Your instructions – If an entry holds a picture, drop the picture and restate the rest word for word.

(Page and application data records)
☆ ☆ ☆ ☆

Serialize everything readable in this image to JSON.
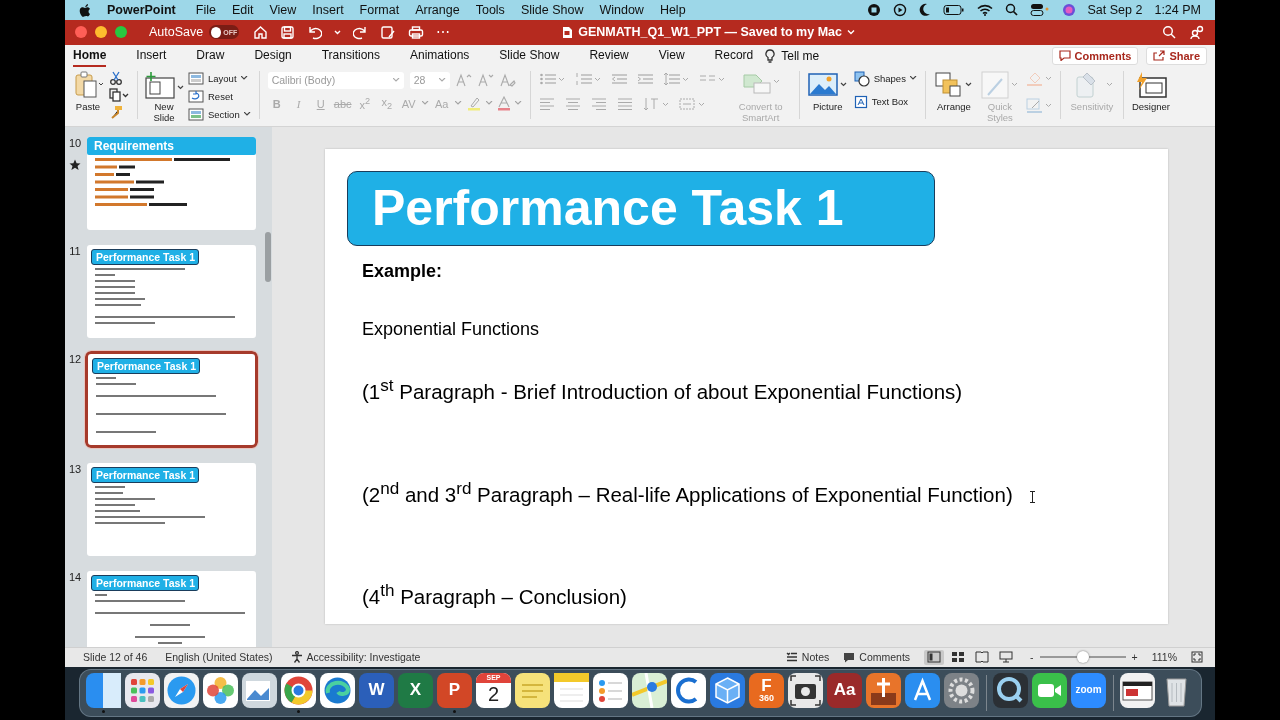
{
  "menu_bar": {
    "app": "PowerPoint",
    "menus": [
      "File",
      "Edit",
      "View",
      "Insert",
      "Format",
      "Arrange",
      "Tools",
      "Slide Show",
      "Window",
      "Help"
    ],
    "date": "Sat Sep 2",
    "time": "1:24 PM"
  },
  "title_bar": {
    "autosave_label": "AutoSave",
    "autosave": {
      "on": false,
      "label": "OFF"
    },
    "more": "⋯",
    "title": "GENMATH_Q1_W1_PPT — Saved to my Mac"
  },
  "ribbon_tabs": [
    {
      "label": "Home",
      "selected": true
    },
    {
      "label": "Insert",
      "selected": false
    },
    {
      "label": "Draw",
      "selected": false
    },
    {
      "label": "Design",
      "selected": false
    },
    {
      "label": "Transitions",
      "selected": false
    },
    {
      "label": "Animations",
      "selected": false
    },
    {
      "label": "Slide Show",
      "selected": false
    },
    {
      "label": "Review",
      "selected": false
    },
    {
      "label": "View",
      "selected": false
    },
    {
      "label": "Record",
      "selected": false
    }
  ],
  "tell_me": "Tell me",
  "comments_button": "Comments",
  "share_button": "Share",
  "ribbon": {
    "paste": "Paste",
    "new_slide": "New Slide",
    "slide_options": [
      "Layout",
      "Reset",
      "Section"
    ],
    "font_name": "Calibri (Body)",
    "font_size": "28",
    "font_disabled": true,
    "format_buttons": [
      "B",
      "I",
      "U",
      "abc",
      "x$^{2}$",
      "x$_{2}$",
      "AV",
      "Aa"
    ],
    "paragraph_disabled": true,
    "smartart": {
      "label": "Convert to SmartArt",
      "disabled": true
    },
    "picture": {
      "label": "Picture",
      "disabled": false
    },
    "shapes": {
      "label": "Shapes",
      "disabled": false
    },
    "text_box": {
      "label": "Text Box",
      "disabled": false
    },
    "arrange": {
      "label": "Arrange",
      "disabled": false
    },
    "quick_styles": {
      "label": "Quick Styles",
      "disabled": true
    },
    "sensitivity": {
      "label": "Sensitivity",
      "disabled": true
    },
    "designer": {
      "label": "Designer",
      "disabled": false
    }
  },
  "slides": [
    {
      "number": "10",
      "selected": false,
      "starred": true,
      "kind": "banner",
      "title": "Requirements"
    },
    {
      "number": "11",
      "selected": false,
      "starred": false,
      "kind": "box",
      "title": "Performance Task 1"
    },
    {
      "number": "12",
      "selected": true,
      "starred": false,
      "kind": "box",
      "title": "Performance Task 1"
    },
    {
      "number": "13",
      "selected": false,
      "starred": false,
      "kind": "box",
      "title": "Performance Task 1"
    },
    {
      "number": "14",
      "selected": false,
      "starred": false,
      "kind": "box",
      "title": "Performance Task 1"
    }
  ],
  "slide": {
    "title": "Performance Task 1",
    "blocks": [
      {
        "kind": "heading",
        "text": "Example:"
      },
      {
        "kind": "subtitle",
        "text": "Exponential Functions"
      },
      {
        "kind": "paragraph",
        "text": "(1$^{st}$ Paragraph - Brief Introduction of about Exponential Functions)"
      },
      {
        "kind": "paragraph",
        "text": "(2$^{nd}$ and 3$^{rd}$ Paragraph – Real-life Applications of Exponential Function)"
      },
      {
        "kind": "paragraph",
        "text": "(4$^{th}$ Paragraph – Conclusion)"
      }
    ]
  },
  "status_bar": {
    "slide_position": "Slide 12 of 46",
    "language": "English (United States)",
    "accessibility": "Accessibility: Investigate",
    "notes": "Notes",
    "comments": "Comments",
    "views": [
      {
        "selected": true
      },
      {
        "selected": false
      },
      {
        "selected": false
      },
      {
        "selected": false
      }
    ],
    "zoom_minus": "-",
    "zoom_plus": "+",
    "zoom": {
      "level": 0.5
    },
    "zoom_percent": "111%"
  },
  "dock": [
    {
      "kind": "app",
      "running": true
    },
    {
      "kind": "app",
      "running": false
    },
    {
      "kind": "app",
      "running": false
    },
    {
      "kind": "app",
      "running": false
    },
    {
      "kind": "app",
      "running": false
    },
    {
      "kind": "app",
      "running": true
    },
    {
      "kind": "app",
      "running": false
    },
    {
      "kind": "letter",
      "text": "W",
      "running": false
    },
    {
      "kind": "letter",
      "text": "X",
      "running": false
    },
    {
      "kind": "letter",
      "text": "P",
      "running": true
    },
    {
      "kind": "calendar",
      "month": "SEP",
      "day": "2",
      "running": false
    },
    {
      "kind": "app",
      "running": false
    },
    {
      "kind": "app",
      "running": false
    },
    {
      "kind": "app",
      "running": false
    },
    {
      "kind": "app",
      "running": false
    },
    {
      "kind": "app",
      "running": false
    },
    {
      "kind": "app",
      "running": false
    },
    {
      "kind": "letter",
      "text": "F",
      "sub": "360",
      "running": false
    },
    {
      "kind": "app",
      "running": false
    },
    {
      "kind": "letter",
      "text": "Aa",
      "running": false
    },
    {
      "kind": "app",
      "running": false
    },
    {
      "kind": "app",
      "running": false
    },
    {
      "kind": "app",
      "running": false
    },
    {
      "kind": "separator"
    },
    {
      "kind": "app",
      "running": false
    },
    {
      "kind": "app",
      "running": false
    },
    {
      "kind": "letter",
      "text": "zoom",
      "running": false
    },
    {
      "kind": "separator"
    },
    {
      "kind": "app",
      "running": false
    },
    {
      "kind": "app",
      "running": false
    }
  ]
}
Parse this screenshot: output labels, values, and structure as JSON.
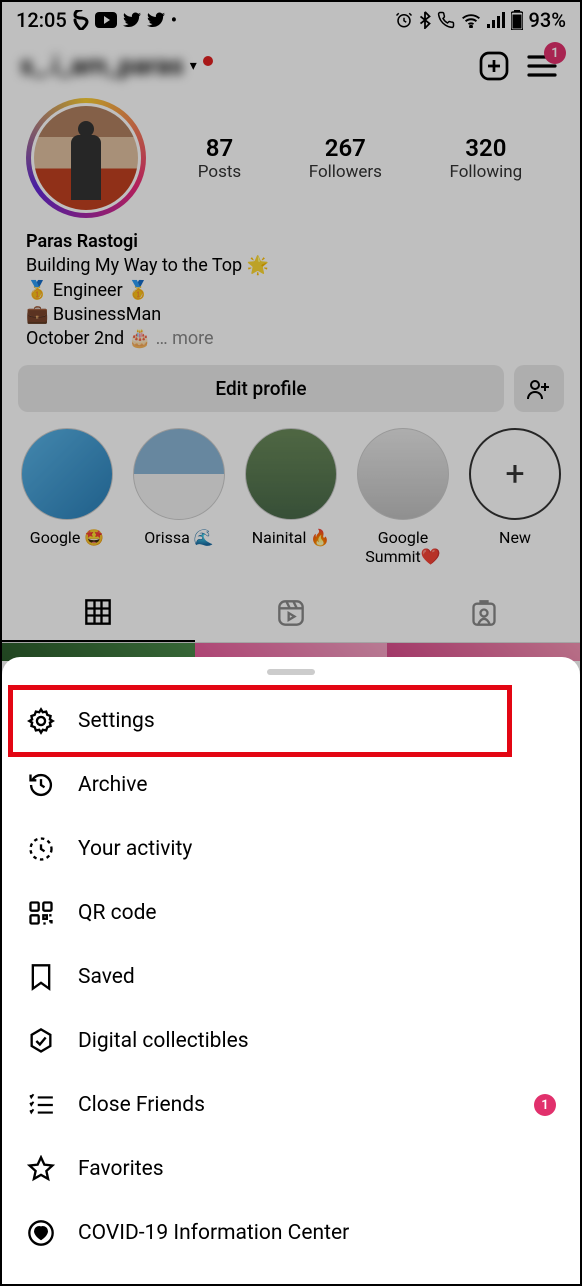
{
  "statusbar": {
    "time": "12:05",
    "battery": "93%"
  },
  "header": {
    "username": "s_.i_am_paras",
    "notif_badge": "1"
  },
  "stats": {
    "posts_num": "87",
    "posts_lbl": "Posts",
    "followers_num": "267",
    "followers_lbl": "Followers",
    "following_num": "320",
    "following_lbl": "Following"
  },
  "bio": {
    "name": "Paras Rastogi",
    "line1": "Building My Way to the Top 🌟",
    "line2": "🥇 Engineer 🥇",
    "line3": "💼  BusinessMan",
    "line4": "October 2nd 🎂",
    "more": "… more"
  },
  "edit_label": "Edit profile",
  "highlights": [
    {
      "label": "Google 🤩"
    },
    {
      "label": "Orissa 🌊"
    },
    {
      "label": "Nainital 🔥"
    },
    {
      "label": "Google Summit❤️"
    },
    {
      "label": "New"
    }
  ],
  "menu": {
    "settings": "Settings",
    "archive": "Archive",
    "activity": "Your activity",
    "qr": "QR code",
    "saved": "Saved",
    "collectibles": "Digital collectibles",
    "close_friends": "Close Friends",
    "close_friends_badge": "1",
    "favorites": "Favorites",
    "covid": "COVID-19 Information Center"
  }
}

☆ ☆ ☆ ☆

Solved exercise –
Serialize everything readable in this image to JSON.
{
  "menu_bar": {
    "app": "PowerPoint",
    "menus": [
      "File",
      "Edit",
      "View",
      "Insert",
      "Format",
      "Arrange",
      "Tools",
      "Slide Show",
      "Window",
      "Help"
    ],
    "date": "Sat Sep 2",
    "time": "1:24 PM"
  },
  "title_bar": {
    "autosave_label": "AutoSave",
    "autosave": {
      "on": false,
      "label": "OFF"
    },
    "more": "⋯",
    "title": "GENMATH_Q1_W1_PPT — Saved to my Mac"
  },
  "ribbon_tabs": [
    {
      "label": "Home",
      "selected": true
    },
    {
      "label": "Insert",
      "selected": false
    },
    {
      "label": "Draw",
      "selected": false
    },
    {
      "label": "Design",
      "selected": false
    },
    {
      "label": "Transitions",
      "selected": false
    },
    {
      "label": "Animations",
      "selected": false
    },
    {
      "label": "Slide Show",
      "selected": false
    },
    {
      "label": "Review",
      "selected": false
    },
    {
      "label": "View",
      "selected": false
    },
    {
      "label": "Record",
      "selected": false
    }
  ],
  "tell_me": "Tell me",
  "comments_button": "Comments",
  "share_button": "Share",
  "ribbon": {
    "paste": "Paste",
    "new_slide": "New Slide",
    "slide_options": [
      "Layout",
      "Reset",
      "Section"
    ],
    "font_name": "Calibri (Body)",
    "font_size": "28",
    "font_disabled": true,
    "format_buttons": [
      "B",
      "I",
      "U",
      "abc",
      "x$^{2}$",
      "x$_{2}$",
      "AV",
      "Aa"
    ],
    "paragraph_disabled": true,
    "smartart": {
      "label": "Convert to SmartArt",
      "disabled": true
    },
    "picture": {
      "label": "Picture",
      "disabled": false
    },
    "shapes": {
      "label": "Shapes",
      "disabled": false
    },
    "text_box": {
      "label": "Text Box",
      "disabled": false
    },
    "arrange": {
      "label": "Arrange",
      "disabled": false
    },
    "quick_styles": {
      "label": "Quick Styles",
      "disabled": true
    },
    "sensitivity": {
      "label": "Sensitivity",
      "disabled": true
    },
    "designer": {
      "label": "Designer",
      "disabled": false
    }
  },
  "slides": [
    {
      "number": "10",
      "selected": false,
      "starred": true,
      "kind": "banner",
      "title": "Requirements"
    },
    {
      "number": "11",
      "selected": false,
      "starred": false,
      "kind": "box",
      "title": "Performance Task 1"
    },
    {
      "number": "12",
      "selected": true,
      "starred": false,
      "kind": "box",
      "title": "Performance Task 1"
    },
    {
      "number": "13",
      "selected": false,
      "starred": false,
      "kind": "box",
      "title": "Performance Task 1"
    },
    {
      "number": "14",
      "selected": false,
      "starred": false,
      "kind": "box",
      "title": "Performance Task 1"
    }
  ],
  "slide": {
    "title": "Performance Task 1",
    "blocks": [
      {
        "kind": "heading",
        "text": "Example:"
      },
      {
        "kind": "subtitle",
        "text": "Exponential Functions"
      },
      {
        "kind": "paragraph",
        "text": "(1$^{st}$ Paragraph - Brief Introduction of about Exponential Functions)"
      },
      {
        "kind": "paragraph",
        "text": "(2$^{nd}$ and 3$^{rd}$ Paragraph – Real-life Applications of Exponential Function)"
      },
      {
        "kind": "paragraph",
        "text": "(4$^{th}$ Paragraph – Conclusion)"
      }
    ]
  },
  "status_bar": {
    "slide_position": "Slide 12 of 46",
    "language": "English (United States)",
    "accessibility": "Accessibility: Investigate",
    "notes": "Notes",
    "comments": "Comments",
    "views": [
      {
        "selected": true
      },
      {
        "selected": false
      },
      {
        "selected": false
      },
      {
        "selected": false
      }
    ],
    "zoom_minus": "-",
    "zoom_plus": "+",
    "zoom": {
      "level": 0.5
    },
    "zoom_percent": "111%"
  },
  "dock": [
    {
      "kind": "app",
      "running": true
    },
    {
      "kind": "app",
      "running": false
    },
    {
      "kind": "app",
      "running": false
    },
    {
      "kind": "app",
      "running": false
    },
    {
      "kind": "app",
      "running": false
    },
    {
      "kind": "app",
      "running": true
    },
    {
      "kind": "app",
      "running": false
    },
    {
      "kind": "letter",
      "text": "W",
      "running": false
    },
    {
      "kind": "letter",
      "text": "X",
      "running": false
    },
    {
      "kind": "letter",
      "text": "P",
      "running": true
    },
    {
      "kind": "calendar",
      "month": "SEP",
      "day": "2",
      "running": false
    },
    {
      "kind": "app",
      "running": false
    },
    {
      "kind": "app",
      "running": false
    },
    {
      "kind": "app",
      "running": false
    },
    {
      "kind": "app",
      "running": false
    },
    {
      "kind": "app",
      "running": false
    },
    {
      "kind": "app",
      "running": false
    },
    {
      "kind": "letter",
      "text": "F",
      "sub": "360",
      "running": false
    },
    {
      "kind": "app",
      "running": false
    },
    {
      "kind": "letter",
      "text": "Aa",
      "running": false
    },
    {
      "kind": "app",
      "running": false
    },
    {
      "kind": "app",
      "running": false
    },
    {
      "kind": "app",
      "running": false
    },
    {
      "kind": "separator"
    },
    {
      "kind": "app",
      "running": false
    },
    {
      "kind": "app",
      "running": false
    },
    {
      "kind": "letter",
      "text": "zoom",
      "running": false
    },
    {
      "kind": "separator"
    },
    {
      "kind": "app",
      "running": false
    },
    {
      "kind": "app",
      "running": false
    }
  ]
}
Parse this screenshot: output labels, values, and structure as JSON.
{
  "statusbar": {
    "time": "12:05",
    "battery": "93%"
  },
  "header": {
    "username": "s_.i_am_paras",
    "notif_badge": "1"
  },
  "stats": {
    "posts_num": "87",
    "posts_lbl": "Posts",
    "followers_num": "267",
    "followers_lbl": "Followers",
    "following_num": "320",
    "following_lbl": "Following"
  },
  "bio": {
    "name": "Paras Rastogi",
    "line1": "Building My Way to the Top 🌟",
    "line2": "🥇 Engineer 🥇",
    "line3": "💼  BusinessMan",
    "line4": "October 2nd 🎂",
    "more": "… more"
  },
  "edit_label": "Edit profile",
  "highlights": [
    {
      "label": "Google 🤩"
    },
    {
      "label": "Orissa 🌊"
    },
    {
      "label": "Nainital 🔥"
    },
    {
      "label": "Google Summit❤️"
    },
    {
      "label": "New"
    }
  ],
  "menu": {
    "settings": "Settings",
    "archive": "Archive",
    "activity": "Your activity",
    "qr": "QR code",
    "saved": "Saved",
    "collectibles": "Digital collectibles",
    "close_friends": "Close Friends",
    "close_friends_badge": "1",
    "favorites": "Favorites",
    "covid": "COVID-19 Information Center"
  }
}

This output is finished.